• _What is needed_
The line count for "change" is all that is needed: say how many lines in the listing below contain it.
**********
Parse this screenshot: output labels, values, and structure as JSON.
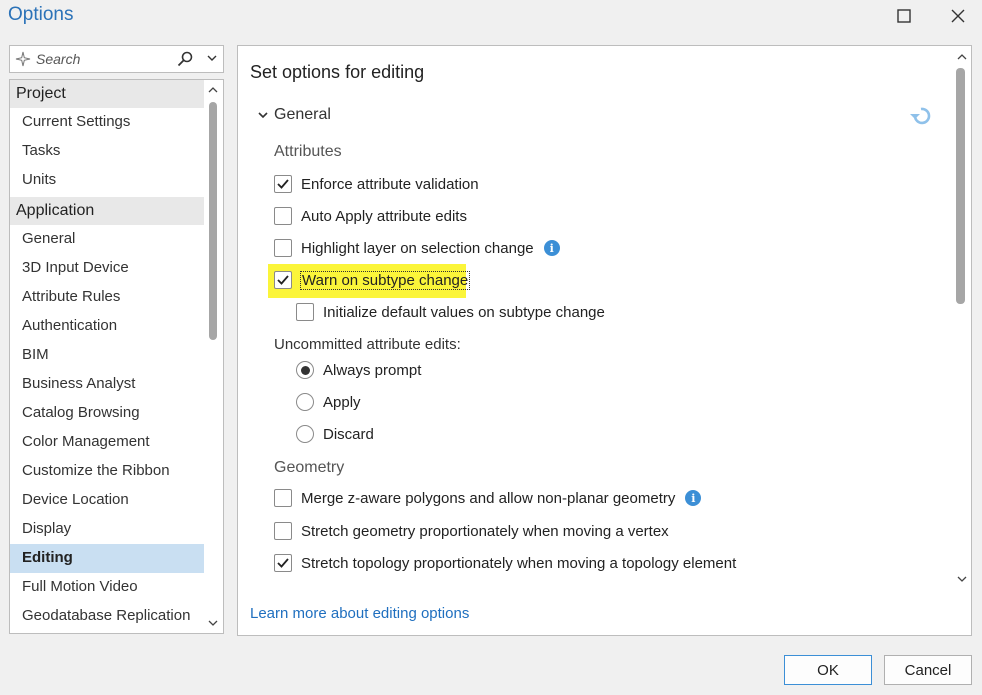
{
  "window": {
    "title": "Options"
  },
  "search": {
    "placeholder": "Search"
  },
  "nav": {
    "groups": [
      {
        "label": "Project",
        "items": [
          "Current Settings",
          "Tasks",
          "Units"
        ]
      },
      {
        "label": "Application",
        "items": [
          "General",
          "3D Input Device",
          "Attribute Rules",
          "Authentication",
          "BIM",
          "Business Analyst",
          "Catalog Browsing",
          "Color Management",
          "Customize the Ribbon",
          "Device Location",
          "Display",
          "Editing",
          "Full Motion Video",
          "Geodatabase Replication"
        ]
      }
    ],
    "selected": "Editing",
    "scroll_fraction_visible": 0.45
  },
  "panel": {
    "title": "Set options for editing",
    "section": "General",
    "attributes_label": "Attributes",
    "options": {
      "enforce_validation": {
        "label": "Enforce attribute validation",
        "checked": true
      },
      "auto_apply": {
        "label": "Auto Apply attribute edits",
        "checked": false
      },
      "highlight_layer": {
        "label": "Highlight layer on selection change",
        "checked": false
      },
      "warn_subtype": {
        "label": "Warn on subtype change",
        "checked": true
      },
      "init_defaults": {
        "label": "Initialize default values on subtype change",
        "checked": false
      }
    },
    "uncommitted_label": "Uncommitted attribute edits:",
    "radios": [
      "Always prompt",
      "Apply",
      "Discard"
    ],
    "radio_selected": "Always prompt",
    "geometry_label": "Geometry",
    "geometry_options": {
      "merge_z": {
        "label": "Merge z-aware polygons and allow non-planar geometry",
        "checked": false
      },
      "stretch_geometry": {
        "label": "Stretch geometry proportionately when moving a vertex",
        "checked": false
      },
      "stretch_topology": {
        "label": "Stretch topology proportionately when moving a topology element",
        "checked": true
      }
    },
    "learn_more": "Learn more about editing options"
  },
  "buttons": {
    "ok": "OK",
    "cancel": "Cancel"
  },
  "colors": {
    "accent": "#2b72b8",
    "selected_bg": "#c9dff2",
    "highlight": "#fbf53a",
    "link": "#1f6fbf"
  }
}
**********
• _Exercise answer_
3